That sentence looks as strange as it sounds, but every word of it is absolutely true.
My travel buddy and I had set out for a month long trek across Europe the summer of 2002. Starting from London, we student hostel-ed our way to Prague and back, with many a mad mishap along the way. The least of which was a freak flooding of Eastern Europe. We were in Italy at the time, gorging ourselves on Gelato and the Renaissance art museums of Florence (the 3-hour queue for the Ufizzi was worth every second) when the treacherous weather manifested itself in our Western corner of the continent. No, Italy was not flooded, but the weather was absolutely, positively off its bloody rocker. We were deluged on an otherwise beautiful afternoon, forced to retreat to our hotel room to stay there until the skies cleared.
Quarantined in our quarters, we happily retreated into books. I had laughed at my friend for purchasing a set of Harry Potter books at a Bloomsbury bookshop the week before, thinking her laughably foolish for wasting 30 pounds on a set of books she already owned– just so she could have what she referred to as the “British illustrations.” And so we settled into a silent war of words: her with her JK Rowling, me with my Jack Kerouac. The Town and the City.

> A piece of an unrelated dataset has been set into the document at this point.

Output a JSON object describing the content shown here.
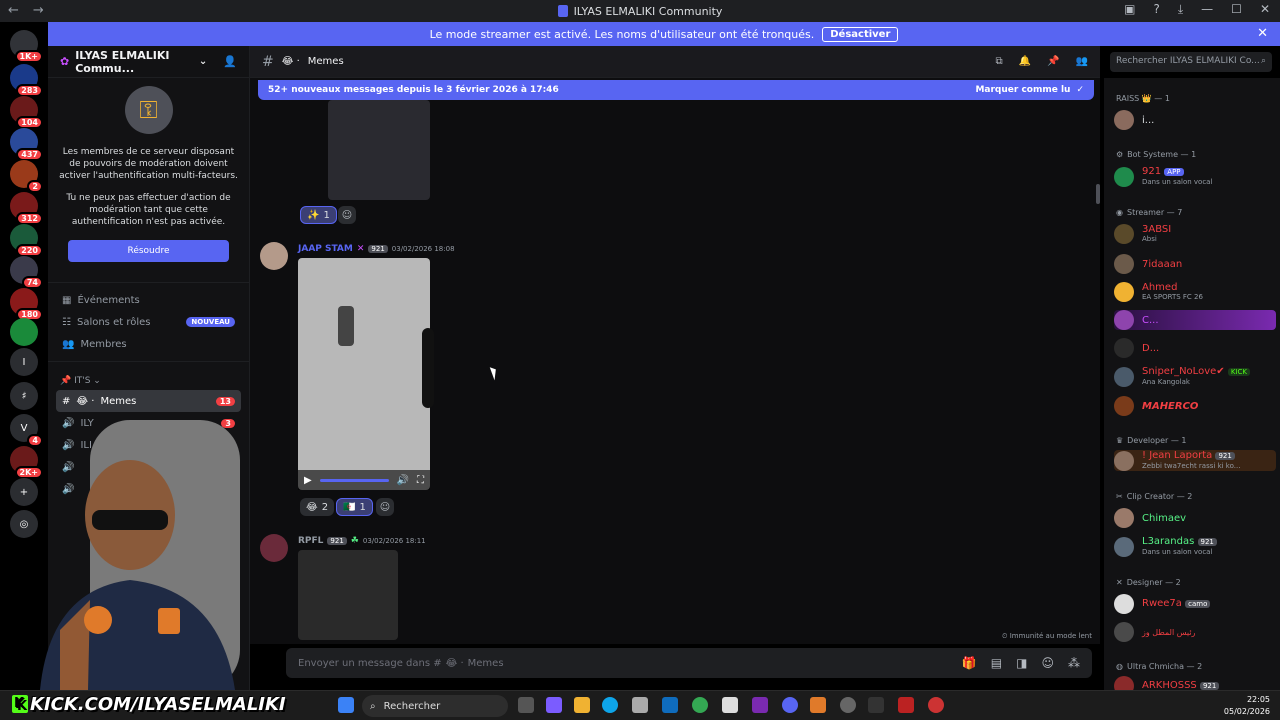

I flipped my pages proudly, determined to enjoy his words more than hers. It was, in my uninformed mind, art versus pop trash. But drinking in Kerouac’s delicious stream of consciousness, which I simply worship, drove me to distraction that afternoon.
Maybe it was the deafening beat of rain on the window. But it was more likely my friend’s frequent bursts of laughter. Ooohs. Ahhhs. And the unnerving gasps. Beautiful as Jack’s prose was, it was certainly not eliciting such … excitement.
But I’d spent the better of two weeks deriding my friend for her “childish” fascinations. How could I admit the fact that I wanted nothing more than to be let in on the whole thing.
The rain wasn’t letting up.
I threw Kerouac on the bed, stood up and said “You win. Hand ‘em over.”
So she did.
And that was it.
By the time we reached Venice, I was not so much concerned with the song our Gondolier sang as he floated us down the canals, but rather WHY the hell Harry could understand Parseltongue, and what it all had to do with Godric Gryffindor!
Two years later, and two fan-fics later (yes, I wrote them– and to my horror, they’re still where I left them at FictionAlley) I was was amongst the proudly post-pubescent people in the queue out front of Waterstone’s on Chiswick High Street, waiting midnight for the release of HP5.
Riding the tube to work that week was heavenly. Designer three-piece suited City brokers and Minolo-heeled West-End girls and impoverished college students (yours truly) all sharing a delicious, unspoken solidarity by reading Book Five every morning on the train.
Regarding the film franchise, of which I am deeply fond, I was initially fanatically critical. Citing references and quoting text directly refuting the plot … thankfully, I was introduced to extra-strength chill pills. The films may be uneven, yes, but the less linear they became, the more the spirit of Rowling’s magical story became flesh and blood. (The Prisoner of Azkaban was my object lesson. Bless your socks, Alfonso Cuaron. The whole Steampunk-Goth thing totally rocked.)
Even though Rowling’s final installment is now going on three years old, the film franchise (the most profitable in film history) has only just faded to black. It’s a bittersweet goodbye, as we’ve watched them grow up before our eyes. Trust me: When watching The Chamber of Secrets at the local multiplex, it was the last thing imaginable that I would one day see the same star in Peter Schaeffer’s West End revival of Equus. (THAT is another post altogether. Actually… another blog altogether.)
But in the words of Rowling, the ones we love never really leave us– and so this end is, at the same time, rather exciting. Time is the friend of all truly great works of art.
And I’ve the sneaky suspicion that time will most definitely be on the side of Harry.
There will always be instant sensations (um, Twilight anyone?) but how often do we have, really, legitimate instant classics. Let alone seven of them in a row.
p.s.: I never did finish The Town and the City.